What is the most important life lesson you learned from your mother? Grateful daughters share the wonderful advice they received from Mom.
Never give up
The most important life lesson I have learned from my mother is to never give up. This advice has helped me stay positive, focus on things that are important and stay on course to reach my goals. Life doesn't always travel the path we want, but keeping our chin up and going forward always leads us to the next opportunity. Julee Morrison, Utah
I learned from my mom to never give up on following my dreams. Her dream was to have her children's book published, and she finally had that happen at age 90! The book went on to win awards, and Mom donates a portion of the proceeds to children's charities. She still does book signings, book readings and even parade floats – all with more drive and fun than people half her age. Dr Carole Lieberman, Beverly Hills
My mom, who became a bride, widow and mother all within nine months, taught me tenacity, resiliency and the notion that if you put your mind to something, you can achieve it. Mom valued education and the "experience," so we traveled the world together every chance we got. As a teacher, she passed along the love of reading to me and I became a journalist, leaving Akron, Ohio, for New York City just days after graduating college. I'm proud to be my mother's daughter. Samuella Becker, NYC
My mom has devoted her life to using music therapy and teaching to help those in need. Her favorite saying is "There but for the grace of God go I," and she makes everyone understand that we should be grateful for all that we have. She's a very inspiring woman." Sarah Gorelik, New York City
My mother taught me that showing empathy has the power to change lives, affect change and build bridges. Everything my mother does is undertaken with a sense of compassion and empathy, which works far better than pride and powers. My mom is a hero, she's still gorgeous and she makes me laugh. Nora Sarrawi, Chicago
Don't give up on the people you love. My mom did not give up on my brother (who had behavioral issues), despite all the ways in which he wreaked havoc. Supporting those you love doesn't mean controlling them or trying to force them to change. It simply means: fight for your relationships and fight for your ideals. Give them all you've got. Caroline McGraw, Washington, DC
My mom always tells me to "take everything to God. If he brought you to it, he'll get you through it!" Laura Brady Mihalko, Central PA.
My mom's advice to me was simple: Count your blessings.
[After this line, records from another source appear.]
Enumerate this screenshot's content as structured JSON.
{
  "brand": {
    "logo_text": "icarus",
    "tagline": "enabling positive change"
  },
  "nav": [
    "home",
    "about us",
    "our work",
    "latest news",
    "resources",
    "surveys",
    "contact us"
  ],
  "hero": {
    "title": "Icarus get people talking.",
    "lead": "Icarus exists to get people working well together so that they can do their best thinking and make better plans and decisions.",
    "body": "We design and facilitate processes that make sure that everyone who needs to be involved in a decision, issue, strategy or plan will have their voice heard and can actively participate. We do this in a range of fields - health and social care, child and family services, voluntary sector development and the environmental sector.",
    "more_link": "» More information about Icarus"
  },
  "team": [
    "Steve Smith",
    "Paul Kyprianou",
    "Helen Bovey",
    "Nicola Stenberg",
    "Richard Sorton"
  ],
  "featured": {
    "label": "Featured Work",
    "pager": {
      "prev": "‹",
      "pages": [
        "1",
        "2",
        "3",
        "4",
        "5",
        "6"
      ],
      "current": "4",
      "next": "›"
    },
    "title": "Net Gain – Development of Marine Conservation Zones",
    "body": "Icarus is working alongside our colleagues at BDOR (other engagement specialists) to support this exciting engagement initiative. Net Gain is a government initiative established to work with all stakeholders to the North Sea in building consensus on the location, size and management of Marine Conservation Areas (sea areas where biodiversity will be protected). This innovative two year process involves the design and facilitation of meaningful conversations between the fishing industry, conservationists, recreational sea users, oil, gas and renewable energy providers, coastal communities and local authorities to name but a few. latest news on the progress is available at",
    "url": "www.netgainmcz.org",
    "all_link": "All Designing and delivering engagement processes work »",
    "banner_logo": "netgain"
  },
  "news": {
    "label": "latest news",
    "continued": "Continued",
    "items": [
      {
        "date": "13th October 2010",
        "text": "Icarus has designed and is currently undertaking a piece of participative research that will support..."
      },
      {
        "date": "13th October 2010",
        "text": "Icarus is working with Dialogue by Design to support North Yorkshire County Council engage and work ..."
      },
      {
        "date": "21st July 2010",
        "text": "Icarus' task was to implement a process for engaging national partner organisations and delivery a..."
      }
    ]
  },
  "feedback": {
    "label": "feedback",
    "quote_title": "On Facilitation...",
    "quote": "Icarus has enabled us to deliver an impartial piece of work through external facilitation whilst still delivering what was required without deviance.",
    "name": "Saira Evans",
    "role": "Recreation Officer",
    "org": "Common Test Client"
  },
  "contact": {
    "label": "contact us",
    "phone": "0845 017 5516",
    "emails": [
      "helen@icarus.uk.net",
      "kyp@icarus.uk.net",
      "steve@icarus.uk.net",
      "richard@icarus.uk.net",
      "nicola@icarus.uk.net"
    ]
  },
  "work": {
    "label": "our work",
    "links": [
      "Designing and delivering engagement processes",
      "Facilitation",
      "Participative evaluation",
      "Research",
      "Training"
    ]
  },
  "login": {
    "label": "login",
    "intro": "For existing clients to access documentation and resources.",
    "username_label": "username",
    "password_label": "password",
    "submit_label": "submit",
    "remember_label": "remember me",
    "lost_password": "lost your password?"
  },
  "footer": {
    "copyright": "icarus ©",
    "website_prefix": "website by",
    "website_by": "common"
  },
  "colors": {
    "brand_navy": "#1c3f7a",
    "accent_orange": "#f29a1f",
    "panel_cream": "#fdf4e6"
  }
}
Jeanie Kitchen Van Scoyoc, Central PA.
Live life your way
I recently lost my 84-year-old mother to lung cancer. When she was diagnosed, she decided that cancer wasn't going to change how she finished her life. She was amazing. Whether you're living or actively dying, choose how you're going to face every day. My mom taught us how to live and how to die with dignity. Joni James Aldrich
My mother taught me something very valuable. She has always told me to be me and to not compete with anyone else because God has given us all unique individual talents. Lucinda Cross, Yonkers, NY
Shut up and listen
My mom always said to me, "Barbilee, you have two ears and one mouth, use them proportionately!" Barbilee Hemmings, East Bay, California
Good advice indeed!
What's the best advice you ever received from your mother?
One of the most important lessons that I have learned in life is to "face your fears." Fears can hold us back from experiencing everything that life has to offer. When we give into fear we limit ourselves. We think we can do only this—go only that far—but no more.
My fear was a fear of failure. I was so afraid that I would fail that I failed to take action. This was a self-fulfilling cycle that kept me from achieving goals that I had in my business and personal life. I was so paralyzed by fear that I did nothing. I would get excited to do something, and get ready to do it—and then the fear would take over and I would quit.
How did I overcome this fear? Phil Keogan, host of the popular TV show, "The Amazing Race," states in his book, No Opportunity Wasted, that "to attack this fear you must first ask yourself a simple question: how do I define success and failure?"
When we define or goals in absolute terms, all-or-nothing, winner-takes-all, it can be overwhelming. I had a fear of failure in launching an online business. My goal was to make $10,000 a month—that is an unrealistic goal for someone just starting out.
I redefined success as being able to generate $300 a month. This was an attainable goal. Once I hit this goal, I aimed higher. The great thing was I was no longer afraid to try. My defining success in realitic terms I was able to take that first step. The saying is true - the first step is the hardest!
By facing my fear of failure through redefining success I was able to grow in my persoanlly life. This growth has enabled me to overcome my fear of spiders and I am working on my fear of heights. Will I go sky-diving this summer? No I am defining success over fear of heights as climbing my ladder and cleaning my gutters. I can do it! Then perhaps I will work up to sky diving!